He argues that the story of Exodus is the highest, richest, and deepest vision for freedom in human history. It serves as the master story of human freedom and provides the greatest sustained critique of the abuse of power. His contrast between "Paris" and "Sinai" offers a framework for discerning between two kinds of revolution and their different views of human nature, equality, and liberty.
Drawing on the Hebrew and Christian Scriptures, Guinness develops Exodus as the Magna Carta of humanity, with a constructive vision of a morally responsible society of independent free people who are covenanted to each other and to justice, peace, stability, and the common good of the community. This is the model from the past that charts our path to the future. "There are two revolutionary faiths bidding to take the world forward," Guinness writes. "There is no choice facing America and the West that is more urgent and consequential than the choice between Sinai and Paris.
Will the coming generation return to faith in God and to humility, or continue to trust in the all sufficiency of Enlightenment reason, punditry, and technocracy? Will its politics be led by principles or by power?" While Guinness cannot predict our ultimate fate, he warns that we must recognize the crisis of our time and debate the issues openly. As individuals and as a people, we must choose between the revolutions, between faith in God and faith in Reason alone, between freedom and despotism, and between life and death.

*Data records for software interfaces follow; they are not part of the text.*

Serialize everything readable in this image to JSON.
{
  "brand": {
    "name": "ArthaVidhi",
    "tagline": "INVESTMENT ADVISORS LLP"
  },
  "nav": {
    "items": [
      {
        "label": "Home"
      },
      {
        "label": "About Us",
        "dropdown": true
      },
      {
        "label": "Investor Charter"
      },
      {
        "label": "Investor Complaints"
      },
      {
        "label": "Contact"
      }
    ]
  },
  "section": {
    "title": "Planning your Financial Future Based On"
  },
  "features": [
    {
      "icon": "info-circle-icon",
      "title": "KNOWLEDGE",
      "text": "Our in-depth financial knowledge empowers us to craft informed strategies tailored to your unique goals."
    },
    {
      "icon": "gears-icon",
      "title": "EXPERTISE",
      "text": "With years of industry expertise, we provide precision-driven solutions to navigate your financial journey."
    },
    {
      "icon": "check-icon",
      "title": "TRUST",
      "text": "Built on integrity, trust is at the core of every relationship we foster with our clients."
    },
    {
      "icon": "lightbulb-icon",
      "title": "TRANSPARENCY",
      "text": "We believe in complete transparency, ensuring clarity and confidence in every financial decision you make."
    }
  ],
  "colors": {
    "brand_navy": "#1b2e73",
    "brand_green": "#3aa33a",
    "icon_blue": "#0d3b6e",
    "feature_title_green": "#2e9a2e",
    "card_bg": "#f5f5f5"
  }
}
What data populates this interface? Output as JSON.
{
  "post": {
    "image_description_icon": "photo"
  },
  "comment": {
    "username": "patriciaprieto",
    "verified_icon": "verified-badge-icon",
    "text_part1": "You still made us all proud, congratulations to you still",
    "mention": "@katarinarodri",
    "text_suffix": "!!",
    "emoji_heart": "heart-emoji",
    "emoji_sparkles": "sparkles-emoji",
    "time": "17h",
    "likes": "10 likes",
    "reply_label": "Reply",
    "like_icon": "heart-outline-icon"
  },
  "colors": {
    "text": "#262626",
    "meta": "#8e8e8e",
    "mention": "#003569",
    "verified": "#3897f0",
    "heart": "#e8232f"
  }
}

Os Guinness was born in China and educated in England. He did undergraduate studies at the University of London and postgraduate work at Oriel College, Oxford, where he earned a D.Phil in the social sciences. Formerly a guest scholar at the Woodrow Wilson Center for International Studies and Visiting Fellow at the Brookings Institution, Os is currently Senior Fellow at the Trinity Forum in McLean, Virginia. Widely traveled, he has written or edited more than twenty books, including "The American Hour," "Time for Truth, "and "The Call," He makes his home in northern Virginia. ý"From the Hardc
- :introduction: Upside Down Or Right Way Up?
- 1. I Will Be Who I Will Be—the Great Revelation
- 2. Like The Absolutely Unlike—the Great Declaration
- 3. East Of Eden—the Great Alienation
- 4. Let My People Go—the Great Liberation
- 5. Set Free To Live Free Together—the Great Constitution
- 6. Passing It On—the Great Transmission
- 7. Putting Wrong Right—the Great Restoration
- Part One—the "paris Way"
- 8. Putting Wrong Right—the Great Restoration
- Part Two—the "sinai Way"
- Conclusion: A New, New Birth Of Freedom?